S — It is similar for the water balance as a whole to some extent. There are also so-called memory effects. The ground-water table has not recovered completely yet, for example, and this will take some time. However, this is not a problem in the medium term, as the groundwater is replenished again and again over several years.

How do you envisage that? Is there a big lake below Switzerland?
S — No, the underground topology is complex. The groundwater is not evenly distributed everywhere, it depends largely on the geology. This means that localised shortages can occur.
R — Groundwater is not crucial for wood-land. It is more a matter of the ratio of precipitation, sunlight and water storage in the topsoil.

What do we know about it, are there any trends?
S — Yes, water availability is changing. There are likely to be wetter winters and drier summers. We also expect to see more heavy rainfall.
R — The history of the founding of WSL has a lot to do with extreme events such as floods. And that's what is increasingly engaging us on many different levels.
S — It has become a common issue.

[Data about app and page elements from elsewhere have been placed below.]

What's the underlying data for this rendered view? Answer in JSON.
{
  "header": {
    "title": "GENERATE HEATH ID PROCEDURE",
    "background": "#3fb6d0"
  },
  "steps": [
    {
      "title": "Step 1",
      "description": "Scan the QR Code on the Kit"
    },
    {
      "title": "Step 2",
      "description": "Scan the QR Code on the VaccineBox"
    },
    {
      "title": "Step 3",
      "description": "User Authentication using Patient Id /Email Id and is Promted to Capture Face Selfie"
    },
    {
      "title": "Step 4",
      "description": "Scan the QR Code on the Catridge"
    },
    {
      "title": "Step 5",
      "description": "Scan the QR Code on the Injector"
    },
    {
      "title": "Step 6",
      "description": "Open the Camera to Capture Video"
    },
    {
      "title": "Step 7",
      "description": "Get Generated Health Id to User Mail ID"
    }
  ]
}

How dramatic is this going to be for woodland?
R — That depends on your perspective. While woods will not disappear, we will see a shift in species to a greater or lesser extent. Oaks, for example, cope much better with drought, but spruce and beech may find it difficult to hold their own on the Central Plateau. While oak forests can also be used for recreation, the timber sector is also facing a major shift.

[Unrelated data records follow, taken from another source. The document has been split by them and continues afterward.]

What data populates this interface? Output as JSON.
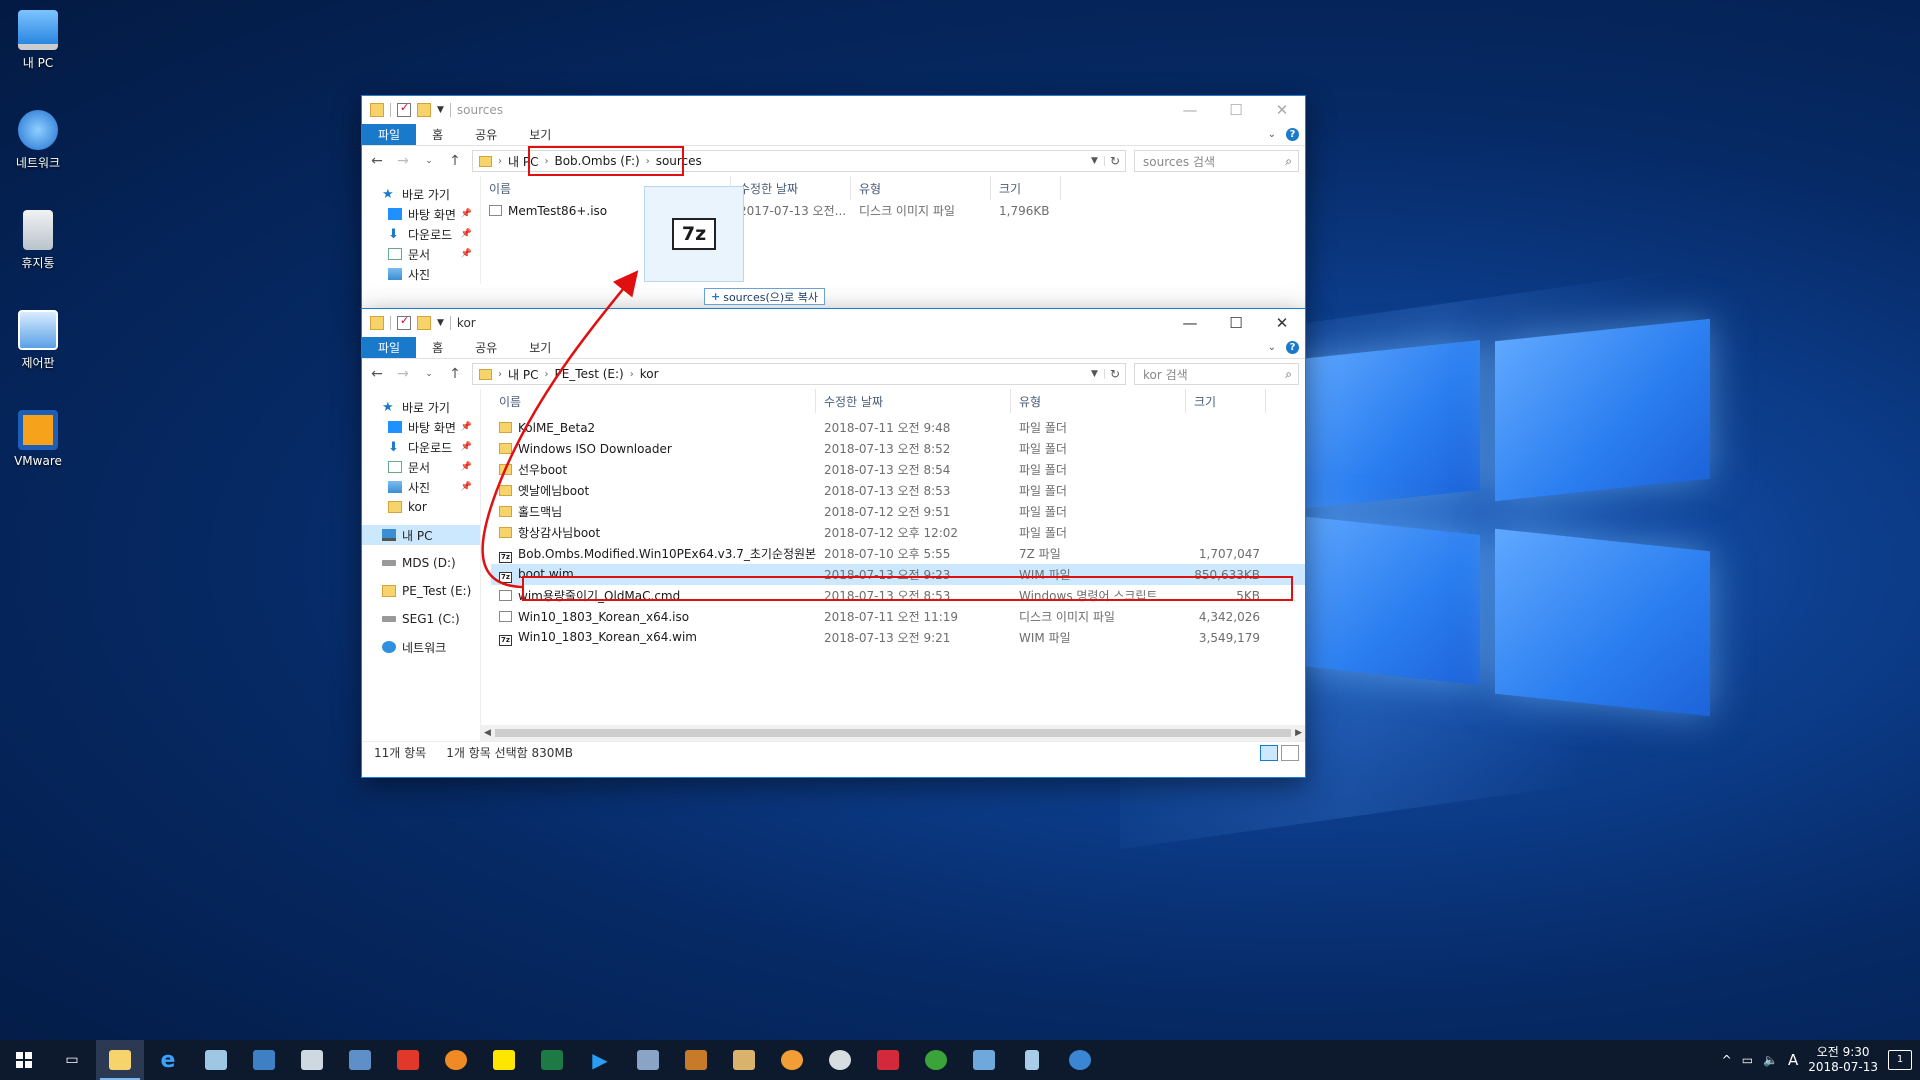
{
  "desktop": {
    "icons": [
      {
        "label": "내 PC"
      },
      {
        "label": "네트워크"
      },
      {
        "label": "휴지통"
      },
      {
        "label": "제어판"
      },
      {
        "label": "VMware"
      }
    ]
  },
  "win_sources": {
    "title": "sources",
    "ribbon": {
      "file": "파일",
      "home": "홈",
      "share": "공유",
      "view": "보기"
    },
    "address": {
      "pc": "내 PC",
      "drive": "Bob.Ombs (F:)",
      "folder": "sources"
    },
    "search_placeholder": "sources 검색",
    "nav": [
      {
        "label": "바로 가기"
      },
      {
        "label": "바탕 화면"
      },
      {
        "label": "다운로드"
      },
      {
        "label": "문서"
      },
      {
        "label": "사진"
      }
    ],
    "columns": {
      "name": "이름",
      "date": "수정한 날짜",
      "type": "유형",
      "size": "크기"
    },
    "files": [
      {
        "name": "MemTest86+.iso",
        "date": "2017-07-13 오전...",
        "type": "디스크 이미지 파일",
        "size": "1,796KB"
      }
    ],
    "drag_tip": "sources(으)로 복사",
    "drag_icon": "7z"
  },
  "win_kor": {
    "title": "kor",
    "ribbon": {
      "file": "파일",
      "home": "홈",
      "share": "공유",
      "view": "보기"
    },
    "address": {
      "pc": "내 PC",
      "drive": "PE_Test (E:)",
      "folder": "kor"
    },
    "search_placeholder": "kor 검색",
    "nav": [
      {
        "label": "바로 가기"
      },
      {
        "label": "바탕 화면"
      },
      {
        "label": "다운로드"
      },
      {
        "label": "문서"
      },
      {
        "label": "사진"
      },
      {
        "label": "kor"
      },
      {
        "label": "내 PC"
      },
      {
        "label": "MDS (D:)"
      },
      {
        "label": "PE_Test (E:)"
      },
      {
        "label": "SEG1 (C:)"
      },
      {
        "label": "네트워크"
      }
    ],
    "columns": {
      "name": "이름",
      "date": "수정한 날짜",
      "type": "유형",
      "size": "크기"
    },
    "files": [
      {
        "name": "KolME_Beta2",
        "date": "2018-07-11 오전 9:48",
        "type": "파일 폴더",
        "size": "",
        "icon": "folder"
      },
      {
        "name": "Windows ISO Downloader",
        "date": "2018-07-13 오전 8:52",
        "type": "파일 폴더",
        "size": "",
        "icon": "folder"
      },
      {
        "name": "선우boot",
        "date": "2018-07-13 오전 8:54",
        "type": "파일 폴더",
        "size": "",
        "icon": "folder"
      },
      {
        "name": "옛날에님boot",
        "date": "2018-07-13 오전 8:53",
        "type": "파일 폴더",
        "size": "",
        "icon": "folder"
      },
      {
        "name": "홀드맥님",
        "date": "2018-07-12 오전 9:51",
        "type": "파일 폴더",
        "size": "",
        "icon": "folder"
      },
      {
        "name": "항상감사님boot",
        "date": "2018-07-12 오후 12:02",
        "type": "파일 폴더",
        "size": "",
        "icon": "folder"
      },
      {
        "name": "Bob.Ombs.Modified.Win10PEx64.v3.7_초기순정원본.",
        "date": "2018-07-10 오후 5:55",
        "type": "7Z 파일",
        "size": "1,707,047",
        "icon": "z7"
      },
      {
        "name": "boot.wim",
        "date": "2018-07-13 오전 9:23",
        "type": "WIM 파일",
        "size": "850,633KB",
        "icon": "z7",
        "selected": true
      },
      {
        "name": "wim용량줄이기_OldMaC.cmd",
        "date": "2018-07-13 오전 8:53",
        "type": "Windows 명령어 스크립트",
        "size": "5KB",
        "icon": "file"
      },
      {
        "name": "Win10_1803_Korean_x64.iso",
        "date": "2018-07-11 오전 11:19",
        "type": "디스크 이미지 파일",
        "size": "4,342,026",
        "icon": "file"
      },
      {
        "name": "Win10_1803_Korean_x64.wim",
        "date": "2018-07-13 오전 9:21",
        "type": "WIM 파일",
        "size": "3,549,179",
        "icon": "z7"
      }
    ],
    "status": {
      "count": "11개 항목",
      "selected": "1개 항목 선택함 830MB"
    }
  },
  "taskbar": {
    "tray_lang": "A",
    "clock_time": "오전 9:30",
    "clock_date": "2018-07-13",
    "notification_count": "1"
  },
  "colors": {
    "accent": "#1979ca",
    "highlight": "#e01010",
    "selection": "#cce8ff"
  }
}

And what are the prospects on the water balance side?
S — The NRP 61 on sustainable water use, which was recently completed, came to the following conclusion: there will be more shortages locally, but overall we will have enough precipitation, even for the extreme climate scenarios

So, this won't be a problem for agriculture?
S — It will certainly be a challenge. Farmers will have to water more, that is foreseeable, and possibly adapt their crops.
R — Yes, there is also a crucial difference in this adaptation. The agricultural sector adapts quickly and can change from one year to the next. However, woodland operates over much longer periods of time, from decades to centuries. And the timber industry is geared towards the spruce and will be forced to rethink. The early leaf fall from beech trees and massive infestation by bark beetles in some areas in 2018 was probably an eye-opener, even for the foresters.

What role does the WSL play, and what response is needed to such extreme years with specific research projects?
S — Together with MeteoSwiss, we have developed a hydrological 30-day forecast for Switzerland. Preventative measures can be taken with a monthly outlook, even if they are only forecasts.
R — These years always present us with a unique opportunity. We learn a lot about the processes on the basis of climatic extreme years. We have stepped up our monitoring and selected 1000 trees throughout Switzerland. We can now see how affected trees will “digest” the extreme event of 2018. We investigate the fundamental relationships between the reactivity and adaptability of our trees in order to answer pressing practical questions. Do trees that lose their leaves early have to be felled or can they recover? There is simply a lack of empirical information because those sorts of summers have been so rare so far. We can provide support in this respect.